Prescription drug abuse in the U.S. is extremely common and can have serious physical and mental consequences. From 1991 to 2010, the number of opioid prescriptions skyrocketed from 76 million to 210 million.11 SAMHSA’s 2016 National Survey on Drug Use and Health also reported 18.7 million Americans (or 6.9 percent of the population) misused psychotherapeutic prescription drugs in the past year. An additional 11.8 million people had an opioid use disorder, with 6.9 million people abusing hydrocodone, 3.9 million people abusing oxycodone, and 228,000 people abusing fentanyl.12
The misuse of prescription drugs has also significantly contributed to the number of overdose deaths and emergency room visits in the United States. According to the National Institute on Drug Abuse (NIDA), unintentional overdose deaths involving opioid pain relievers have more than quadrupled since 1999 and outnumber overdoses involving illicit drugs like heroin and cocaine.13
What Are the Short-Term and Long-Term Effects of Opioid Pain Relievers?
Morphine, fentanyl, codeine, oxycodone (OxyContin), hydrocodone (Vicodin), and Demerol
|Short-term effects of prescription opioid abuse
|Long-term effects of prescription opioid abuse
What Are the Short-Term and Long-Term Effects of Central Nervous System Depressants (Sedatives and Tranquilizers)?
Xanax, Valium, Librium, pentobarbital (Nembutal), and phenobarbital (Luminal)
|Short-term effects of prescription sedative and tranquilizer abuse
|Long-term effects of prescription sedative and tranquilizer abuse
What Are the Short-Term and Long-Term Effects of Stimulants?
Ritalin, Dexedrine, and Adderall
|Short-term effects of prescription stimulant abuse
|Long-term effects of prescription stimulant abuse
Drug Detox, Withdrawal, and Addiction Recovery
Withdrawal symptoms of these drugs will vary depending on the person, their circumstances, and their drug abuse history. The inability to cope with uncomfortable withdrawal symptoms may keep many people from overcoming drug addiction and dependence, but drug detox can help. Although medically-assisted drug detox is extremely effective, alone, it does little to curb or prevent ongoing long-term drug abuse.
Drug detox should be the first step in a comprehensive addiction treatment program comprised of inpatient or outpatient rehab, sober living, and aftercare. Suddenly stopping all drug use can be very dangerous or even deadly, so a person attempting to get sober should always seek the professional assistance of a medical detox team.

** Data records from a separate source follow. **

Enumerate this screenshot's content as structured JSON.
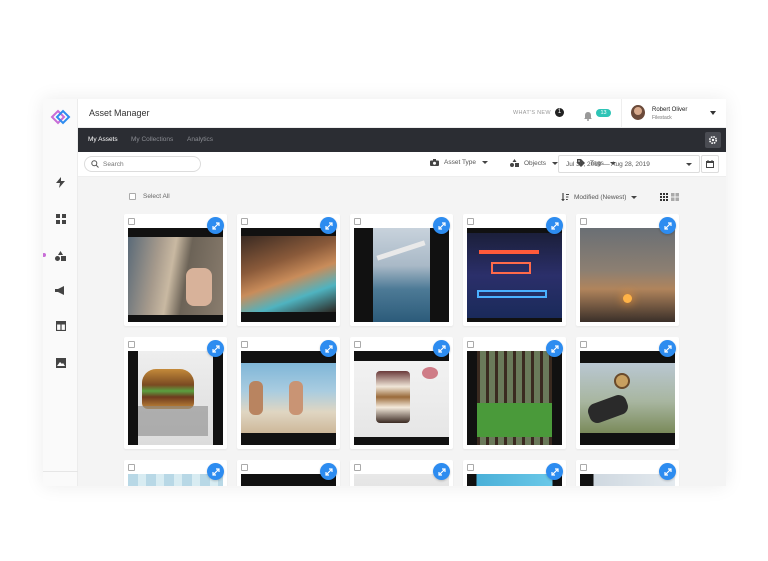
{
  "app": {
    "title": "Asset Manager"
  },
  "header": {
    "whats_new": "WHAT'S NEW",
    "whats_new_count": "1",
    "notifications_count": "13",
    "user": {
      "name": "Robert Oliver",
      "org": "Filestack"
    }
  },
  "nav": {
    "tabs": [
      {
        "label": "My Assets",
        "active": true
      },
      {
        "label": "My Collections",
        "active": false
      },
      {
        "label": "Analytics",
        "active": false
      }
    ]
  },
  "filters": {
    "search_placeholder": "Search",
    "asset_type": "Asset Type",
    "objects": "Objects",
    "tags": "Tags",
    "date_range": "Jul 30, 2019 — Aug 28, 2019"
  },
  "toolbar": {
    "select_all": "Select All",
    "sort": "Modified (Newest)"
  },
  "colors": {
    "accent": "#2d8cf0",
    "nav_bg": "#2b2d33",
    "badge": "#2ec4b6",
    "brand_purple": "#c86dd7"
  },
  "icons": {
    "sidebar": [
      "bolt-icon",
      "grid-icon",
      "shapes-icon",
      "megaphone-icon",
      "layout-icon",
      "image-icon"
    ]
  },
  "assets": [
    {
      "subject": "street-sketch"
    },
    {
      "subject": "coastal-cliffs"
    },
    {
      "subject": "airplane-wing"
    },
    {
      "subject": "neon-eat-drink"
    },
    {
      "subject": "sunset"
    },
    {
      "subject": "burger"
    },
    {
      "subject": "beach-hands"
    },
    {
      "subject": "dessert-cup"
    },
    {
      "subject": "forest"
    },
    {
      "subject": "compass-hand"
    },
    {
      "subject": "partial-1"
    },
    {
      "subject": "partial-2"
    },
    {
      "subject": "partial-3"
    },
    {
      "subject": "partial-4"
    },
    {
      "subject": "partial-5"
    }
  ]
}
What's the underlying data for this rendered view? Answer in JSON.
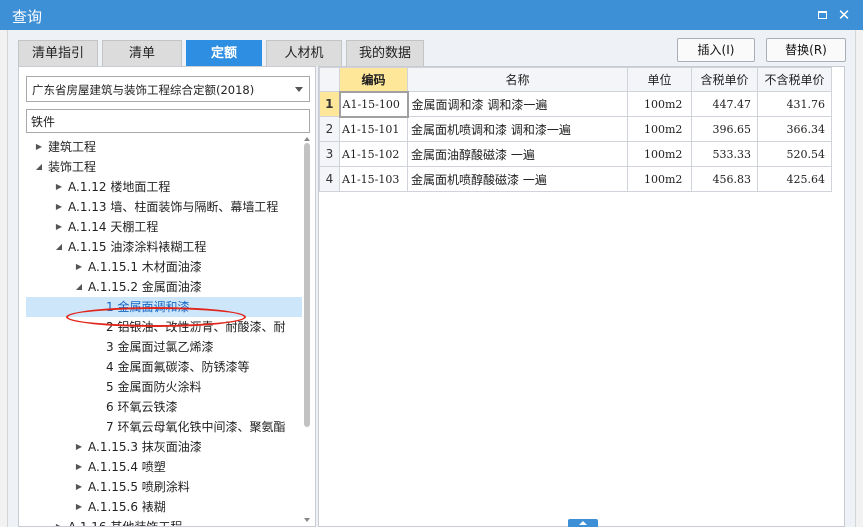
{
  "window": {
    "title": "查询"
  },
  "tabs": [
    {
      "label": "清单指引"
    },
    {
      "label": "清单"
    },
    {
      "label": "定额"
    },
    {
      "label": "人材机"
    },
    {
      "label": "我的数据"
    }
  ],
  "actions": {
    "insert_label": "插入(I)",
    "replace_label": "替换(R)"
  },
  "left": {
    "library_selected": "广东省房屋建筑与装饰工程综合定额(2018)",
    "search_value": "铁件",
    "tree": [
      {
        "label": "建筑工程",
        "level": 0,
        "toggle": "collapsed"
      },
      {
        "label": "装饰工程",
        "level": 0,
        "toggle": "expanded"
      },
      {
        "label": "A.1.12 楼地面工程",
        "level": 1,
        "toggle": "collapsed"
      },
      {
        "label": "A.1.13 墙、柱面装饰与隔断、幕墙工程",
        "level": 1,
        "toggle": "collapsed"
      },
      {
        "label": "A.1.14 天棚工程",
        "level": 1,
        "toggle": "collapsed"
      },
      {
        "label": "A.1.15 油漆涂料裱糊工程",
        "level": 1,
        "toggle": "expanded"
      },
      {
        "label": "A.1.15.1 木材面油漆",
        "level": 2,
        "toggle": "collapsed"
      },
      {
        "label": "A.1.15.2 金属面油漆",
        "level": 2,
        "toggle": "expanded"
      },
      {
        "label": "1 金属面调和漆",
        "level": 3,
        "toggle": "none",
        "selected": true
      },
      {
        "label": "2 铝银油、改性沥青、耐酸漆、耐",
        "level": 3,
        "toggle": "none"
      },
      {
        "label": "3 金属面过氯乙烯漆",
        "level": 3,
        "toggle": "none"
      },
      {
        "label": "4 金属面氟碳漆、防锈漆等",
        "level": 3,
        "toggle": "none"
      },
      {
        "label": "5 金属面防火涂料",
        "level": 3,
        "toggle": "none"
      },
      {
        "label": "6 环氧云铁漆",
        "level": 3,
        "toggle": "none"
      },
      {
        "label": "7 环氧云母氧化铁中间漆、聚氨酯",
        "level": 3,
        "toggle": "none"
      },
      {
        "label": "A.1.15.3 抹灰面油漆",
        "level": 2,
        "toggle": "collapsed"
      },
      {
        "label": "A.1.15.4 喷塑",
        "level": 2,
        "toggle": "collapsed"
      },
      {
        "label": "A.1.15.5 喷刷涂料",
        "level": 2,
        "toggle": "collapsed"
      },
      {
        "label": "A.1.15.6 裱糊",
        "level": 2,
        "toggle": "collapsed"
      },
      {
        "label": "A.1.16 其他装饰工程",
        "level": 1,
        "toggle": "collapsed"
      }
    ]
  },
  "grid": {
    "headers": [
      "",
      "编码",
      "名称",
      "单位",
      "含税单价",
      "不含税单价"
    ],
    "rows": [
      {
        "no": "1",
        "code": "A1-15-100",
        "name": "金属面调和漆 调和漆一遍",
        "unit": "100m2",
        "price_tax": "447.47",
        "price_notax": "431.76"
      },
      {
        "no": "2",
        "code": "A1-15-101",
        "name": "金属面机喷调和漆 调和漆一遍",
        "unit": "100m2",
        "price_tax": "396.65",
        "price_notax": "366.34"
      },
      {
        "no": "3",
        "code": "A1-15-102",
        "name": "金属面油醇酸磁漆 一遍",
        "unit": "100m2",
        "price_tax": "533.33",
        "price_notax": "520.54"
      },
      {
        "no": "4",
        "code": "A1-15-103",
        "name": "金属面机喷醇酸磁漆 一遍",
        "unit": "100m2",
        "price_tax": "456.83",
        "price_notax": "425.64"
      }
    ]
  }
}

After a person has been properly stabilized, the drug detox process focuses on the medical management of uncomfortable withdrawal symptoms as the body rids itself of the drug. This time is also used to address emotional responses to detox and begin group and individual counseling if the person is physically able.
Drug and alcohol detox programs at Briarwood are designed around the comprehensive needs of the client. Each detox program is a fluid program that is changed and updated as the client’s needs fluctuate. Upon completion of detox, our medical and clinical team provide personal recommendations for ongoing treatment. This gives each client the best opportunity for continued and ongoing success in sobriety.
Call Briarwood Detox Center today to learn more about our individualized drug and alcohol detox programs, for answers about detox for commonly abused drugs, or to enroll in a program at one of our detox centers in Houston or in Austin, Texas.